Using SageMaker C5 or P3 instances enables further optimisations for neural network training. C5 instances come with  Intel’s Advanced Vector Instructions optimisations while CUDA 9 and cuDNN 7 drivers on P3 instances take advantage of mixed precision training on the Volta V100 GPUs. Lastly, SageMaker’s formal deployment and serving module enables developers and data scientists to build models offline while using the service for model training through the SDK.

Model Deployment

SageMaker makes it easy and accessible for model deployment. The platform has the ability to autoscale inference APIs in a manner similar to attaching application load scalers to EC2 instances ( Furthermore, SageMaker conveniently enable data scientists to A/B test candidate model deployments in real time. Below is a diagram from the official SageMaker documentation that outlines the model deployment process. When deploying a model, SageMaker first creates a new EC2 instance, downloads the serialised model data from S3, pulls the docker container from ECR, and deploys the runtime required to run and serve the model. Finally, it mounts a volume with the model data to the runtime.
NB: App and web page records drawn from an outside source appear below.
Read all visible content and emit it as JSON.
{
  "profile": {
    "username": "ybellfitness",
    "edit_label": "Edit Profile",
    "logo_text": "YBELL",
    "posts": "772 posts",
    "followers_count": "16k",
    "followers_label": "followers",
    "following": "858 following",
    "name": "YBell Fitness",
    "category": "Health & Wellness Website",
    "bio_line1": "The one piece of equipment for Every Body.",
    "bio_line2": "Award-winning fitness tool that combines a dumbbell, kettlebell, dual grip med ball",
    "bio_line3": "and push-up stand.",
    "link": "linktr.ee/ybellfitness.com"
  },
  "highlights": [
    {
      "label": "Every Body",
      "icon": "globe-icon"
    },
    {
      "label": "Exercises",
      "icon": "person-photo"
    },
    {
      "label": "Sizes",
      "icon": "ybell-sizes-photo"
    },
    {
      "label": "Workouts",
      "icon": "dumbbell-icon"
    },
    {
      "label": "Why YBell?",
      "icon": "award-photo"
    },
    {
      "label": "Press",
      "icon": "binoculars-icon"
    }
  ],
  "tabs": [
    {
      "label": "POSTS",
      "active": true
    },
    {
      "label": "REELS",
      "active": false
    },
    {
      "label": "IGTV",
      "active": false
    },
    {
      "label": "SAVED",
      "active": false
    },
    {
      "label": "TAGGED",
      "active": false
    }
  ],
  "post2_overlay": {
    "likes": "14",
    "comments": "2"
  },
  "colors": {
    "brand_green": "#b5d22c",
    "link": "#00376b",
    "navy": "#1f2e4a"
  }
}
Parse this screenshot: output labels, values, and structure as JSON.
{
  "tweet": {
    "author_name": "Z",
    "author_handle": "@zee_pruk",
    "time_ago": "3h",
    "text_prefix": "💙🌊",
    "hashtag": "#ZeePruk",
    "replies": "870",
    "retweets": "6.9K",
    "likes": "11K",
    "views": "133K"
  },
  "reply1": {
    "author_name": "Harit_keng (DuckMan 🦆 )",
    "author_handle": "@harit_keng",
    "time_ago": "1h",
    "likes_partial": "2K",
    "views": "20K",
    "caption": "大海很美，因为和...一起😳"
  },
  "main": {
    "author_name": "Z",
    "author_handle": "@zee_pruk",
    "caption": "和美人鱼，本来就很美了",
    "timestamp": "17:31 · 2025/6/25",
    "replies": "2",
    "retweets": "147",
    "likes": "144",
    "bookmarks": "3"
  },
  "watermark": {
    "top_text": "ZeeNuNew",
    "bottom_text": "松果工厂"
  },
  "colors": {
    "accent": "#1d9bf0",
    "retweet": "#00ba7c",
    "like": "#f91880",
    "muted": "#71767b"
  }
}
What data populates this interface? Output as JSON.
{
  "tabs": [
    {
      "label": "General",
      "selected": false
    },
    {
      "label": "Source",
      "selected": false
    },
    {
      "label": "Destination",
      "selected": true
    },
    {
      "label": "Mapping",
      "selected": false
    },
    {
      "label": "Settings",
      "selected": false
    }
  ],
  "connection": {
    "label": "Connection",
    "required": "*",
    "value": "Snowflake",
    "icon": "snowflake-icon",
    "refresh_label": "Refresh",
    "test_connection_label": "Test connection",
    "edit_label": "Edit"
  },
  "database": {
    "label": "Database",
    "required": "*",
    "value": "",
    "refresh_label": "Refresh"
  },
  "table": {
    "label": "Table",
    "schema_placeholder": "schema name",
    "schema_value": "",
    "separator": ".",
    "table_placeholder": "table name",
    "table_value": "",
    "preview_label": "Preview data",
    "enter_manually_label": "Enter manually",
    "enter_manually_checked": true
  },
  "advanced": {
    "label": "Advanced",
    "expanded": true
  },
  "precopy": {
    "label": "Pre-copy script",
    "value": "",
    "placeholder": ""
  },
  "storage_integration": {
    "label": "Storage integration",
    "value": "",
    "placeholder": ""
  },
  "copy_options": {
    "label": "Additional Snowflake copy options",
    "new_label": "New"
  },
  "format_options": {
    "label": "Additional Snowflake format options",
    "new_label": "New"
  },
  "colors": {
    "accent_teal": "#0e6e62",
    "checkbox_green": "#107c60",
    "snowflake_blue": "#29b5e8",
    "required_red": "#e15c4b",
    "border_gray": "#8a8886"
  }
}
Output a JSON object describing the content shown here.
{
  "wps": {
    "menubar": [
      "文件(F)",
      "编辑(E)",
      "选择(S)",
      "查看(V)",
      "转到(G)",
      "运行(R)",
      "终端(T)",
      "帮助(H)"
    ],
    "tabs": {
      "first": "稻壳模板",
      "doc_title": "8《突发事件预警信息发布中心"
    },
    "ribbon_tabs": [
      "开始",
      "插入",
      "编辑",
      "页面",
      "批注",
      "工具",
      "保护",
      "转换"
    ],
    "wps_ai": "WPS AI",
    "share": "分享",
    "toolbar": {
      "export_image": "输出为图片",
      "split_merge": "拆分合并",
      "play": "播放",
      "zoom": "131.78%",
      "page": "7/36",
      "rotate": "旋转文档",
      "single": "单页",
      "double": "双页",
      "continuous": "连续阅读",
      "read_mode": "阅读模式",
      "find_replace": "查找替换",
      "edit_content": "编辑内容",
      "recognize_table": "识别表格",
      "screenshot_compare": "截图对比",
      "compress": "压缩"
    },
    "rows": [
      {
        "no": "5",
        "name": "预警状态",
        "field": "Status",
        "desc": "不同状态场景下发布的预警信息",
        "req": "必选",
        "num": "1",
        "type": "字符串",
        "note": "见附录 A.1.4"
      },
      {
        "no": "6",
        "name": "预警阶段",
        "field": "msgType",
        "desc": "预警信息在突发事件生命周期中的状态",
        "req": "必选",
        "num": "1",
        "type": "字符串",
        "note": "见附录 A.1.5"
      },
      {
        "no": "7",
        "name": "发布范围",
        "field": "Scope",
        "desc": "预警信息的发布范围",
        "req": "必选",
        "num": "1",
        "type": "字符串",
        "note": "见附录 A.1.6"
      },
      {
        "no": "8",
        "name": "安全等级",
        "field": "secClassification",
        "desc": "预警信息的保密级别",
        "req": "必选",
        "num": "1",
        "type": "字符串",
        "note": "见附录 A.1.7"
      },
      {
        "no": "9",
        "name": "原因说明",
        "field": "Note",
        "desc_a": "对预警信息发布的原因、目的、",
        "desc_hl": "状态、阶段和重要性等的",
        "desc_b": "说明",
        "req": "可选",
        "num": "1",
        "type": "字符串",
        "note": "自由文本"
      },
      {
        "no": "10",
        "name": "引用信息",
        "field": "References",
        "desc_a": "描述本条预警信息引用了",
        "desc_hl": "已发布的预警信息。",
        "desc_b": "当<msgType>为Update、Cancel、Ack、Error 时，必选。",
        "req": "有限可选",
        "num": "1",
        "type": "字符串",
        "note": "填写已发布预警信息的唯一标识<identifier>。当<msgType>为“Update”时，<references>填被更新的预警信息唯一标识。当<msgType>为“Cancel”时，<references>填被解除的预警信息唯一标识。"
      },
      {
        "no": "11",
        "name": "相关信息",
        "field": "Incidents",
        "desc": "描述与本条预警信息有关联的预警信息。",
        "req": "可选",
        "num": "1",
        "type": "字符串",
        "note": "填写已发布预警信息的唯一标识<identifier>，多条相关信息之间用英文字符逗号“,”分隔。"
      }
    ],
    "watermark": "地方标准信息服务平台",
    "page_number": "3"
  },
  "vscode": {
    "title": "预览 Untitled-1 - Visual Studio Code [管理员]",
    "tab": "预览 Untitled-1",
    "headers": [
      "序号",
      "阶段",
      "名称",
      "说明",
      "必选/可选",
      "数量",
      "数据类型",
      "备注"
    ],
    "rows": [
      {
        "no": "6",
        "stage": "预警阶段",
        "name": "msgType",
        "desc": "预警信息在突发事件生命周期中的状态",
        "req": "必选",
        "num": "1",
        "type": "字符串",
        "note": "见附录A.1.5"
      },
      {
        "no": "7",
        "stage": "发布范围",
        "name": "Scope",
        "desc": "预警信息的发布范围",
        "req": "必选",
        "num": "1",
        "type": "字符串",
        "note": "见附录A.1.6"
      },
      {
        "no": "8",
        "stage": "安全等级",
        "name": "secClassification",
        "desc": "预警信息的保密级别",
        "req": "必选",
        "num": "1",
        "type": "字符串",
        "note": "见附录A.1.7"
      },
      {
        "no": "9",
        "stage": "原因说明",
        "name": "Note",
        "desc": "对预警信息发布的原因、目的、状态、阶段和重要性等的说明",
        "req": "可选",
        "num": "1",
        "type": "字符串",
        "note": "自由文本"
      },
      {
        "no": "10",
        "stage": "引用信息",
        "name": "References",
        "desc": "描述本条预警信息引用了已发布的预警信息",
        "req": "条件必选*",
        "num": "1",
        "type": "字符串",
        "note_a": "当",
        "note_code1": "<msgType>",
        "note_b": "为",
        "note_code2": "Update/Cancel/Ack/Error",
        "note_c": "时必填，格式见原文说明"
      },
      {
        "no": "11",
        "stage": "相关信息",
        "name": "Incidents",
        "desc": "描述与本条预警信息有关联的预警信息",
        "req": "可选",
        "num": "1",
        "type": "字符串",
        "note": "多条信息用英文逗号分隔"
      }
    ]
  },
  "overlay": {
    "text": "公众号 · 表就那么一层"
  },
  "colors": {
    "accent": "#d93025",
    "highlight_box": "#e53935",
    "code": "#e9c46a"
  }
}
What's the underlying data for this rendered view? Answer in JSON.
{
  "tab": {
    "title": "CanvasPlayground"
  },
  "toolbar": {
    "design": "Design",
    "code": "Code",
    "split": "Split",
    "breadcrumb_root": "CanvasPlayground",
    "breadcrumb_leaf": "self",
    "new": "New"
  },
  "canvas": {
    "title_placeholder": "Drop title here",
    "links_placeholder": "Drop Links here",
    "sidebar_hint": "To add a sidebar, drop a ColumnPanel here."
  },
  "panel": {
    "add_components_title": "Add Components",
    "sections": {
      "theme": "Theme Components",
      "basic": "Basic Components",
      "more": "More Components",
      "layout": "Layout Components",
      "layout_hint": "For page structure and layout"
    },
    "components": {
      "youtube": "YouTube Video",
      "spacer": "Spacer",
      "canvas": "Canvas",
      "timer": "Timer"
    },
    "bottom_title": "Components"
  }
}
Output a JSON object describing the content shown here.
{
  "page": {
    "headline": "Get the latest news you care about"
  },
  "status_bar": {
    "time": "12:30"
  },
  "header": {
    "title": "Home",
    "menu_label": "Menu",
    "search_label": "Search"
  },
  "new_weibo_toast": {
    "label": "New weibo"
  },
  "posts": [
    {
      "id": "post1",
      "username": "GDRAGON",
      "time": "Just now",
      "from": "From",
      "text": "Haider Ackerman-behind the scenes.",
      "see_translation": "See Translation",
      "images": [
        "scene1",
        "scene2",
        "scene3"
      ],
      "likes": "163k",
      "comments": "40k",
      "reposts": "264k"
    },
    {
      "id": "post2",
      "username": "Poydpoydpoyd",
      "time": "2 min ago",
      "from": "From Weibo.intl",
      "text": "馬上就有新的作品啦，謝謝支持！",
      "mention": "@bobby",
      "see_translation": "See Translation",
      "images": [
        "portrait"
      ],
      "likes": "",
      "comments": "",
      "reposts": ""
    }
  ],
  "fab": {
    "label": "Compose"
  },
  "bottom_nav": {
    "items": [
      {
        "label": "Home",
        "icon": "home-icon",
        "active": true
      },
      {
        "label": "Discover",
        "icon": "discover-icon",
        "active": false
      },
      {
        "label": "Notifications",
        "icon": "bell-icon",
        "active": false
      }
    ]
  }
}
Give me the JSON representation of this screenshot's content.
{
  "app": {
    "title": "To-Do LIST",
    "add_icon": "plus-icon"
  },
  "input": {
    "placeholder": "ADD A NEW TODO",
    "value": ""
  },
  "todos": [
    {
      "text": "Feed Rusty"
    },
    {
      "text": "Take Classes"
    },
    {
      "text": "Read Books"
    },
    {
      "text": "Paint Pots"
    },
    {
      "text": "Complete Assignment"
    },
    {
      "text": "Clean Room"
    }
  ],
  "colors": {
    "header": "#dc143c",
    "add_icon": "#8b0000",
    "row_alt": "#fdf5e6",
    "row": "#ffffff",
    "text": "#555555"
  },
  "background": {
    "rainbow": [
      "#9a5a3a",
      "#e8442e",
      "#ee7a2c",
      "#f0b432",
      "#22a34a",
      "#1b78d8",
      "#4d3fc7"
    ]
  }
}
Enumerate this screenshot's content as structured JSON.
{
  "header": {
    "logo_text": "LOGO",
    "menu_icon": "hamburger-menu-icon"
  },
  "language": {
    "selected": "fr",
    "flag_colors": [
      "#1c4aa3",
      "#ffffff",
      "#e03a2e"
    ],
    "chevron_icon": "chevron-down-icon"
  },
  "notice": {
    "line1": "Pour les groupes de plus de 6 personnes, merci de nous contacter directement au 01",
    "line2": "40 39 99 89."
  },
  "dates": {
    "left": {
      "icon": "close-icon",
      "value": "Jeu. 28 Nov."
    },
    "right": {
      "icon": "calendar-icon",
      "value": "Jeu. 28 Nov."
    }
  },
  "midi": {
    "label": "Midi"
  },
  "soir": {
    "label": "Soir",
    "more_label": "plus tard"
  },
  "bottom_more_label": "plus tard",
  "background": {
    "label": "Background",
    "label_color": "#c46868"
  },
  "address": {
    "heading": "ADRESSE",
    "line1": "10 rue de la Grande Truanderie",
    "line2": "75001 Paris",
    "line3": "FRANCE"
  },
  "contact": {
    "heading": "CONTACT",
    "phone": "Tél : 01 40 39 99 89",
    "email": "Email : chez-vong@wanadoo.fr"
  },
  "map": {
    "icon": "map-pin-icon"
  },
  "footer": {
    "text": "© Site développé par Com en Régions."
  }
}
In comparison, AWS Lambda provides greater flexibility and cost efficiency for model deployments with low interaction rates. However, the main drawbacks of Lambda include the inherent cold-start delay and the lack of GPU support (not that GPUs are needed for model predictions). Moreover, Lambda deployments are constrained to a maximum of 5 minutes of computation time and 50MB of compressed deployment size (in a zip or jar format). One can work around the package size constraint by uploading large dependencies to S3 and subsequently downloading and caching them to an in-memory directory such as /tmp on the first request. Furthermore, one can reduce cold start delays by using a model architectures with higher prediction throughput, driver optimisations, and/or continuously pinging the API every 5-10 minutes.


Overall, both Amazon SageMaker and AWS Lambda provide many benefits for the machine learning workflow. SageMaker’s Jupyter notebook interface for model building and training makes it extremely accessible to developers and data scientists. Moreover, the optimised implementations of popular machine learning algorithms such as K-means and boosted trees makes it attractive in the model training process. For machine learning models with variable demand, we recommend model deployments on AWS Lambda. However despite Lambda providing continuous horizontal scaling to the workload, we find that SageMaker’s ‘one-click’ deployment and built-in A/B testing enables us to quickly iterate across candidate model deployments — multiple minimal viable product at a time.

Further Reading